Technology can also help with emerging analytic lenses like ESG reporting. Having a technology platform in place allows investors to respond to these faster. State Street AlphaSM for Private Markets is already solving these challenges for asset owners and

Is the private equity industry ready to invest in technologies to help with scenario analysis?

Yes. There is no doubt that asset managers want improved transparency through technology.

However, it is one thing for asset managers, or asset owners, to want a technology and another to hope they can just flip the switch and see it go to work. Part of the challenge is that private equity managers use different data infrastructures, and it is not as simple as looking on the shelf and finding a technology that is ready to go. What the industry needs is flexible technology solutions. Ultimately, there is an opportunity for technology and service providers, such as State Street, to provide solutions to make scenario analysis, modelling and forecasting easier.

We help asset owners avoid re-engineering their entire enterprise and make it easy to get the information into an environment that they can manage with analytics tools. Our approach is to be creative and flexible, because it will take time for the industry as a whole to become more digitised. Being able to provide a solution for asset owners is about being able to meet them where they are at today, so they can start taking advantage of these tool sets.

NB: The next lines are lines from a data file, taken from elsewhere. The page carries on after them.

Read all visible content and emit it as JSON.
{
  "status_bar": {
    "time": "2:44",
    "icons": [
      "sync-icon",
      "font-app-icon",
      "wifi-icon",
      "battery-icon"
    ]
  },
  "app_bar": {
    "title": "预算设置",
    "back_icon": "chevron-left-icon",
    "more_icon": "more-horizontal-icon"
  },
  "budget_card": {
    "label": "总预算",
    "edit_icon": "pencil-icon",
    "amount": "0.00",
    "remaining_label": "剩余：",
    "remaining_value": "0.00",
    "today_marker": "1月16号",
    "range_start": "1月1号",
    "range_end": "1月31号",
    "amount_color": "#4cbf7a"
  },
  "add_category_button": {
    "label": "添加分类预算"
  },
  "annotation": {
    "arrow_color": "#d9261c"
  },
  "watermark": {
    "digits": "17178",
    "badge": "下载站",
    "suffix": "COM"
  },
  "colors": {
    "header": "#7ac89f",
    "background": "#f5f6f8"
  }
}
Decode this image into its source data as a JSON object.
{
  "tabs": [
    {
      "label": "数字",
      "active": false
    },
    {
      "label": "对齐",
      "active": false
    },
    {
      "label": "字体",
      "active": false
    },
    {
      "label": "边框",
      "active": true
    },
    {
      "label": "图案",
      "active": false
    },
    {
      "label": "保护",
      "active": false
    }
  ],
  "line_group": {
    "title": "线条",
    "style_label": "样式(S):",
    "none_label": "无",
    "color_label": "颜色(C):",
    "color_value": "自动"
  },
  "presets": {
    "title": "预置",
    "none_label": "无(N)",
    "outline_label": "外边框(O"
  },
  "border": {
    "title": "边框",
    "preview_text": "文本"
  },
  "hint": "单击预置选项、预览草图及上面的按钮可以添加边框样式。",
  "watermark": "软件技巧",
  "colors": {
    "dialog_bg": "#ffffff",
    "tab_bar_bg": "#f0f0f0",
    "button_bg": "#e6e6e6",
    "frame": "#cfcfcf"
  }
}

How do you expect asset owners’ approaches to scenario analysis to change as new technologies and platforms are developed?

The trend towards the democratisation of private markets will drive industry stakeholders to expect more transparency, comparable data and insight into that data, just as they would expect in the public markets. There is going to be a continued push for technology and platforms that can take care of gathering and tagging data, as well as organising information, in an efficient way.

In addition, there is going to be continued demand from asset owners to be able to evaluate their private markets portfolio from many different perspectives, including an ESG lens. Private markets are going to have to catch up with public markets at some point. The way society is heading, everything is in real-time, so investors will put more value on being able to have immediate access to the data they need. There is going to be pressure for that, and I think we will see a lot of investment in accelerating the digitisation of data.

The granular data needed for forecasting and stress testing also has much broader applications. It provides transparency on fees, and it helps investors understand fund structures and their expected returns. We can also see that the regulators in the US are pushing for greater transparency. Technology is going to help create that level of transparency, not just with forecasting, but in the products, in performance, and other underlying structural information about private markets.